On the other hand, not everyone is a disease modeller and presented out of context, forecasts of the number of infections to come or burden on hospitals can contribute to the stress many people are experiencing currently. With this being the first time we’re seeing major public interest in the field, we see it as our responsibility to work especially hard to communicate how models should be interpreted – that each forecast comes with known uncertainties and caveats, that this is an iterative process undergoing near constant revision as more data come to light and that understanding models require more nuance than newspaper headlines often permit. We feel that this is going well so far and are grateful to many of the media outlets for taking a measured approach to reporting on our modelling work.

Looking to the future, how is the experience of responding to COVID-19 changing the field of infectious disease modelling?

Something that emerged quickly was the formation of many new international collaborations and networks. These are welcomed and I hope they continue even after we have overcome the pandemic as they help us to distribute information and techniques. Should another outbreak occur they will also help us respond more effectively in the future. Being in the public eye has also brought a lot of reflection over our responsibility to engage with the public and I hope the efforts that have started in this area also continue.

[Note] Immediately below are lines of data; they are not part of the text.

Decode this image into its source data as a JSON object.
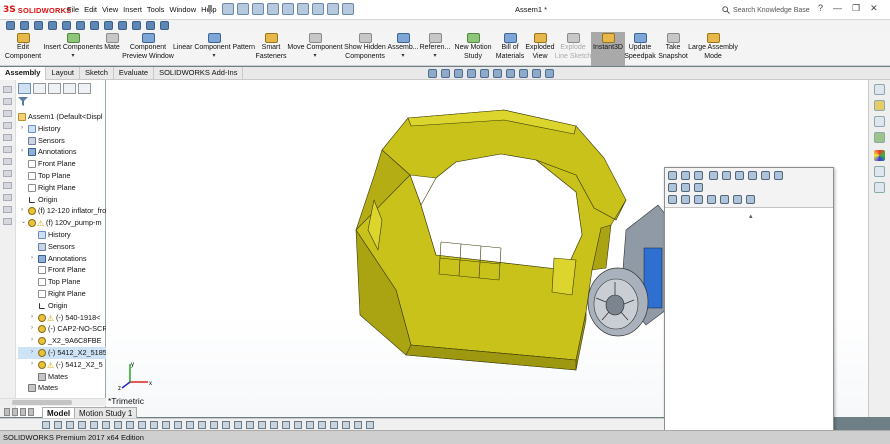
{
  "app": {
    "brand_ds": "3S",
    "brand_name": "SOLIDWORKS",
    "document_title": "Assem1 *",
    "search_placeholder": "Search Knowledge Base"
  },
  "menu": [
    "File",
    "Edit",
    "View",
    "Insert",
    "Tools",
    "Window",
    "Help"
  ],
  "window_controls": [
    "?",
    "—",
    "❐",
    "✕"
  ],
  "commands": [
    {
      "line1": "Edit",
      "line2": "Component",
      "icon": "edit-component-icon"
    },
    {
      "line1": "Insert Components",
      "line2": "▾",
      "icon": "insert-components-icon"
    },
    {
      "line1": "Mate",
      "line2": "",
      "icon": "mate-icon"
    },
    {
      "line1": "Component",
      "line2": "Preview Window",
      "icon": "component-preview-icon"
    },
    {
      "line1": "Linear Component Pattern",
      "line2": "▾",
      "icon": "linear-pattern-icon"
    },
    {
      "line1": "Smart",
      "line2": "Fasteners",
      "icon": "smart-fasteners-icon"
    },
    {
      "line1": "Move Component",
      "line2": "▾",
      "icon": "move-component-icon"
    },
    {
      "line1": "Show Hidden",
      "line2": "Components",
      "icon": "show-hidden-icon"
    },
    {
      "line1": "Assemb...",
      "line2": "▾",
      "icon": "assembly-features-icon"
    },
    {
      "line1": "Referen...",
      "line2": "▾",
      "icon": "reference-geometry-icon"
    },
    {
      "line1": "New Motion",
      "line2": "Study",
      "icon": "motion-study-icon"
    },
    {
      "line1": "Bill of",
      "line2": "Materials",
      "icon": "bom-icon"
    },
    {
      "line1": "Exploded",
      "line2": "View",
      "icon": "exploded-view-icon"
    },
    {
      "line1": "Explode",
      "line2": "Line Sketch",
      "icon": "explode-line-icon"
    },
    {
      "line1": "Instant3D",
      "line2": "",
      "icon": "instant3d-icon"
    },
    {
      "line1": "Update",
      "line2": "Speedpak",
      "icon": "speedpak-icon"
    },
    {
      "line1": "Take",
      "line2": "Snapshot",
      "icon": "snapshot-icon"
    },
    {
      "line1": "Large Assembly",
      "line2": "Mode",
      "icon": "large-assembly-icon"
    }
  ],
  "tabs": [
    "Assembly",
    "Layout",
    "Sketch",
    "Evaluate",
    "SOLIDWORKS Add-Ins"
  ],
  "active_tab": "Assembly",
  "tree": [
    {
      "label": "Assem1  (Default<Displ",
      "icon": "assembly-icon",
      "level": 0,
      "expander": ""
    },
    {
      "label": "History",
      "icon": "history-icon",
      "level": 1,
      "expander": "›"
    },
    {
      "label": "Sensors",
      "icon": "sensor-icon",
      "level": 1,
      "expander": ""
    },
    {
      "label": "Annotations",
      "icon": "annotations-icon",
      "level": 1,
      "expander": "›"
    },
    {
      "label": "Front Plane",
      "icon": "plane-icon",
      "level": 1,
      "expander": ""
    },
    {
      "label": "Top Plane",
      "icon": "plane-icon",
      "level": 1,
      "expander": ""
    },
    {
      "label": "Right Plane",
      "icon": "plane-icon",
      "level": 1,
      "expander": ""
    },
    {
      "label": "Origin",
      "icon": "origin-icon",
      "level": 1,
      "expander": ""
    },
    {
      "label": "(f) 12-120 inflator_fro",
      "icon": "part-icon",
      "level": 1,
      "expander": "›"
    },
    {
      "label": "(f) 120v_pump-m",
      "icon": "warning-part-icon",
      "level": 1,
      "expander": "⌄"
    },
    {
      "label": "History",
      "icon": "history-icon",
      "level": 2,
      "expander": ""
    },
    {
      "label": "Sensors",
      "icon": "sensor-icon",
      "level": 2,
      "expander": ""
    },
    {
      "label": "Annotations",
      "icon": "annotations-icon",
      "level": 2,
      "expander": "›"
    },
    {
      "label": "Front Plane",
      "icon": "plane-icon",
      "level": 2,
      "expander": ""
    },
    {
      "label": "Top Plane",
      "icon": "plane-icon",
      "level": 2,
      "expander": ""
    },
    {
      "label": "Right Plane",
      "icon": "plane-icon",
      "level": 2,
      "expander": ""
    },
    {
      "label": "Origin",
      "icon": "origin-icon",
      "level": 2,
      "expander": ""
    },
    {
      "label": "(-) 540-1918<",
      "icon": "warning-part-icon",
      "level": 2,
      "expander": "›"
    },
    {
      "label": "(-) CAP2-NO-SCR",
      "icon": "part-icon",
      "level": 2,
      "expander": "›"
    },
    {
      "label": "_X2_9A6C8FBE",
      "icon": "part-icon",
      "level": 2,
      "expander": "›"
    },
    {
      "label": "(-) 5412_X2_5185",
      "icon": "part-icon",
      "level": 2,
      "expander": "›",
      "selected": true
    },
    {
      "label": "(-) 5412_X2_5",
      "icon": "warning-part-icon",
      "level": 2,
      "expander": "›"
    },
    {
      "label": "Mates",
      "icon": "mates-icon",
      "level": 2,
      "expander": ""
    },
    {
      "label": "Mates",
      "icon": "mates-icon",
      "level": 1,
      "expander": ""
    }
  ],
  "viewport": {
    "view_label": "*Trimetric",
    "triad_axes": [
      "x",
      "y",
      "z"
    ]
  },
  "bottom_tabs": [
    "Model",
    "Motion Study 1"
  ],
  "status": "SOLIDWORKS Premium 2017 x64 Edition",
  "colors": {
    "model_yellow": "#c8c21a",
    "model_edge": "#3c3a08",
    "selection_blue": "#cfe3f7",
    "brand_red": "#d11111"
  }
}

In terms of the work of disease modelling itself, this field has been developing for over 100 years and despite COVID-19 being a shock to almost every system, it hasn’t changed the science behind our work. There will certainly be new insights generated but these will be evolutions of the field rather than revolutions.

A positive consequence of the pandemic is renewed interest in and a rise in popularity of mathematical disease modelling. In my travels throughout the African continent, I have found that we have very talented mathematicians and students of mathematics. In the last few months, I have received numerous requests for postgraduate study in the field. This talent needs to be harnessed and channelled through funding and research projects to support our continent’s governments to control the diseases that continue to devastate our people and to respond locally and effectively to future outbreaks.